Yes, when I go up into the mountains and do road bike riding - I always take a road bike with a triple. I can do OK around where I live, in the foothills, with a double. But I can't ride fixed gear - except in limited areas.

   another opinion posted by John E on 5/4/2006 at 8:47:19 PM
I love hills, except for anything extremely steep (e.g. 15 to 20 percent grade). The flip side is that I REALLY like my gears and don't care for either single-speed or fixed gear, although the late 1940s Sturmey-Archer fixed-gear 3-speed hub does intrigue me.

   RE:VINTAGE LIGHTWEIGHTS:   One extreme to the other..... posted by Derek Coghill on 5/7/2006 at 3:58:08 PM
No such luck for me; I ride a fixed gear in a hilly city and the most popular local mountain biking trails are pretty hilly - some nice smooth downhill bits which are good on a rigid, but unfortunately lots of rocky climbs which aren't. However, the scenery's lovely if it's not raining (Scotland).

AGE / VALUE:   for sale posted by: paul on 5/2/2006 at 11:37:28 PM
1958 Lenton Grand Prix Reg Harris model, all original except tubes and tires: 531 frame, drop bars with original tape, B-16 Brooks, 22 inch frame, 27 inch steel dunlops X1 and 1/4, Cyclo Benelux with 3 cluster, single Williams chainwheel up front, Sturmey FM 4 speed close ratio steel hub, Brittania plastic fenders off white, greenish goldish paint, all original, great graphics and good decals. $350 cash or money order with shipping extra to CONUS only. Estimate $100 UPS to west coast from Boston area includes professional partial disassembly, packing in proper box, and insurance. Thanks for looking! paul


VINTAGE LIGHTWEIGHTS:   Tiny Cuevas road bike posted by: David on 5/2/2006 at 2:52:25 PM
There's a beautiful Francisco Cuevas kid's bike on ebay (item # 7238122740 ) that's a tad too small for me! I believe it has 600A wheels. Seller has some other nice stuff that goes with it; like tons of the same tires.

VINTAGE LIGHTWEIGHTS:   Brake hoods posted by: michael on 5/1/2006 at 6:44:57 PM
I have a 1981 Tommasini with campy grandsport components. I need a set of brake hoods. They don't have to be campy. Any suggestions on where to get them would help. Thanks! Cycle on.

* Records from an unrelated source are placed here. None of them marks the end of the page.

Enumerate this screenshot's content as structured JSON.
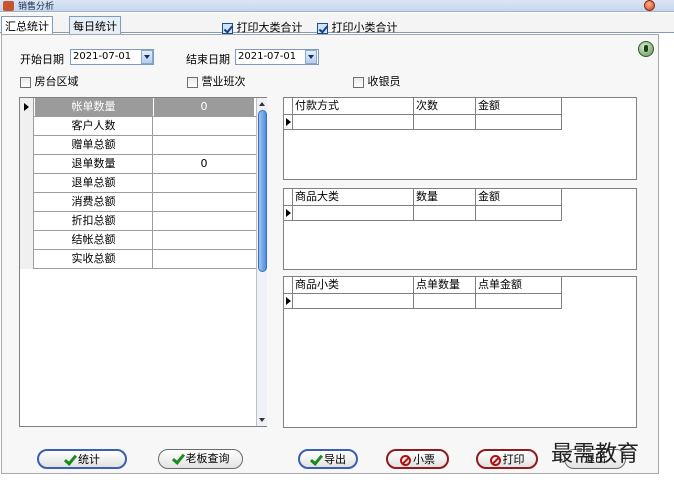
{
  "window": {
    "title": "销售分析"
  },
  "tabs": [
    {
      "label": "汇总统计"
    },
    {
      "label": "每日统计"
    }
  ],
  "top_options": {
    "print_category_total": {
      "label": "打印大类合计",
      "checked": true
    },
    "print_subcategory_total": {
      "label": "打印小类合计",
      "checked": true
    }
  },
  "filters": {
    "start_date_label": "开始日期",
    "start_date_value": "2021-07-01",
    "end_date_label": "结束日期",
    "end_date_value": "2021-07-01",
    "room_area_label": "房台区域",
    "shift_label": "营业班次",
    "cashier_label": "收银员"
  },
  "summary": {
    "rows": [
      {
        "label": "帐单数量",
        "value": "0"
      },
      {
        "label": "客户人数",
        "value": ""
      },
      {
        "label": "赠单总额",
        "value": ""
      },
      {
        "label": "退单数量",
        "value": "0"
      },
      {
        "label": "退单总额",
        "value": ""
      },
      {
        "label": "消费总额",
        "value": ""
      },
      {
        "label": "折扣总额",
        "value": ""
      },
      {
        "label": "结帐总额",
        "value": ""
      },
      {
        "label": "实收总额",
        "value": ""
      }
    ]
  },
  "payment_table": {
    "columns": [
      "付款方式",
      "次数",
      "金额"
    ]
  },
  "category_table": {
    "columns": [
      "商品大类",
      "数量",
      "金额"
    ]
  },
  "subcategory_table": {
    "columns": [
      "商品小类",
      "点单数量",
      "点单金额"
    ]
  },
  "buttons": {
    "stats": "统计",
    "boss_query": "老板查询",
    "export": "导出",
    "ticket": "小票",
    "print": "打印",
    "exit": "退出"
  },
  "watermark": "最需教育",
  "colors": {
    "accent": "#3a5fb0",
    "selected_row": "#9b9b9b",
    "stop": "#b01212",
    "ok": "#1c8a1c"
  }
}
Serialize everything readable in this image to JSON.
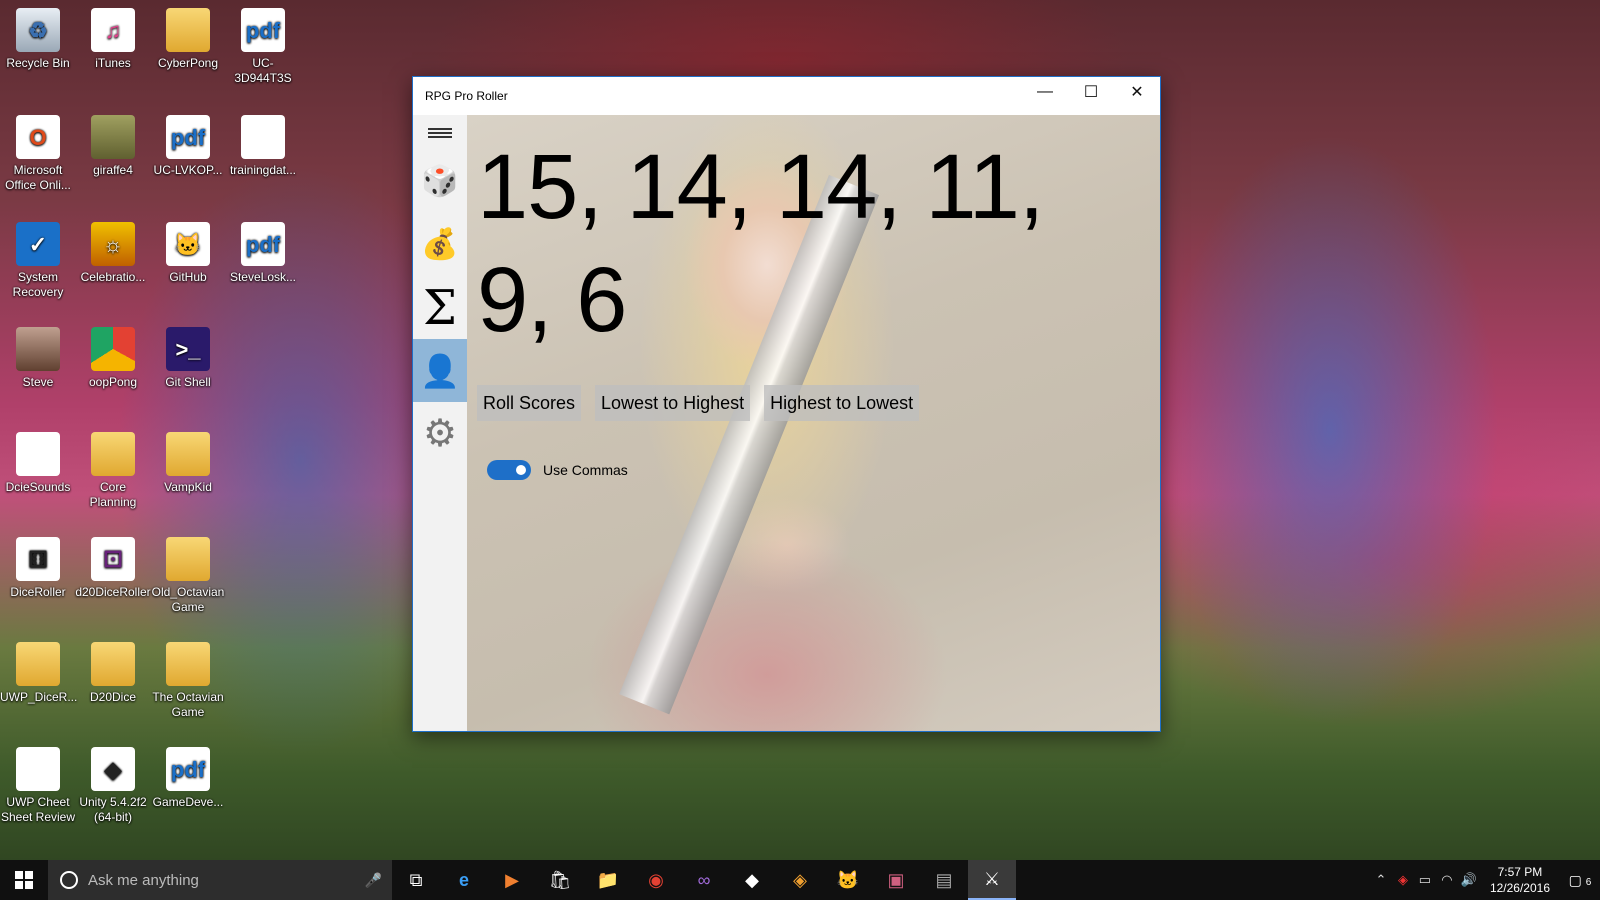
{
  "desktop": {
    "icons": [
      {
        "label": "Recycle Bin",
        "glyph": "♻"
      },
      {
        "label": "iTunes",
        "glyph": "♫"
      },
      {
        "label": "CyberPong",
        "glyph": ""
      },
      {
        "label": "UC-3D944T3S",
        "glyph": "pdf"
      },
      {
        "label": "Microsoft Office Onli...",
        "glyph": "O"
      },
      {
        "label": "giraffe4",
        "glyph": ""
      },
      {
        "label": "UC-LVKOP...",
        "glyph": "pdf"
      },
      {
        "label": "trainingdat...",
        "glyph": ""
      },
      {
        "label": "System Recovery",
        "glyph": "✓"
      },
      {
        "label": "Celebratio...",
        "glyph": "☼"
      },
      {
        "label": "GitHub",
        "glyph": "🐱"
      },
      {
        "label": "SteveLosk...",
        "glyph": "pdf"
      },
      {
        "label": "Steve",
        "glyph": ""
      },
      {
        "label": "oopPong",
        "glyph": ""
      },
      {
        "label": "Git Shell",
        "glyph": ">_"
      },
      {
        "label": "DcieSounds",
        "glyph": ""
      },
      {
        "label": "Core Planning",
        "glyph": ""
      },
      {
        "label": "VampKid",
        "glyph": ""
      },
      {
        "label": "DiceRoller",
        "glyph": "⚅"
      },
      {
        "label": "d20DiceRoller",
        "glyph": "⚀"
      },
      {
        "label": "Old_Octavian Game",
        "glyph": ""
      },
      {
        "label": "UWP_DiceR...",
        "glyph": ""
      },
      {
        "label": "D20Dice",
        "glyph": ""
      },
      {
        "label": "The Octavian Game",
        "glyph": ""
      },
      {
        "label": "UWP Cheet Sheet Review",
        "glyph": ""
      },
      {
        "label": "Unity 5.4.2f2 (64-bit)",
        "glyph": "◆"
      },
      {
        "label": "GameDeve...",
        "glyph": "pdf"
      }
    ]
  },
  "window": {
    "title": "RPG Pro Roller",
    "minimize_glyph": "—",
    "maximize_glyph": "☐",
    "close_glyph": "✕"
  },
  "nav": {
    "dice_glyph": "🎲",
    "bag_glyph": "💰",
    "sum_glyph": "Σ",
    "character_glyph": "👤",
    "settings_glyph": "⚙"
  },
  "main": {
    "scores_text": "15, 14, 14, 11, 9, 6",
    "buttons": [
      "Roll Scores",
      "Lowest to Highest",
      "Highest to Lowest"
    ],
    "toggle_label": "Use Commas",
    "toggle_on": true
  },
  "taskbar": {
    "search_placeholder": "Ask me anything",
    "mic_glyph": "🎤",
    "apps": [
      {
        "name": "task-view",
        "glyph": "⧉"
      },
      {
        "name": "edge",
        "glyph": "e"
      },
      {
        "name": "media",
        "glyph": "▶"
      },
      {
        "name": "store",
        "glyph": "🛍"
      },
      {
        "name": "file-explorer",
        "glyph": "📁"
      },
      {
        "name": "chrome",
        "glyph": "◉"
      },
      {
        "name": "visual-studio",
        "glyph": "∞"
      },
      {
        "name": "unity",
        "glyph": "◆"
      },
      {
        "name": "git",
        "glyph": "◈"
      },
      {
        "name": "github",
        "glyph": "🐱"
      },
      {
        "name": "app-1",
        "glyph": "▣"
      },
      {
        "name": "app-2",
        "glyph": "▤"
      },
      {
        "name": "rpg-pro-roller",
        "glyph": "⚔"
      }
    ],
    "time": "7:57 PM",
    "date": "12/26/2016",
    "notification_count": "6"
  }
}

   RE:VINTAGE LIGHTWEIGHTS: Brake hoods posted by Warren on 5/2/2006 at 12:10:27 AM
I suspect 1981 hoods would have been the white rubber. Watch campag parts on ebay...they show up on a regular basis for not too much money.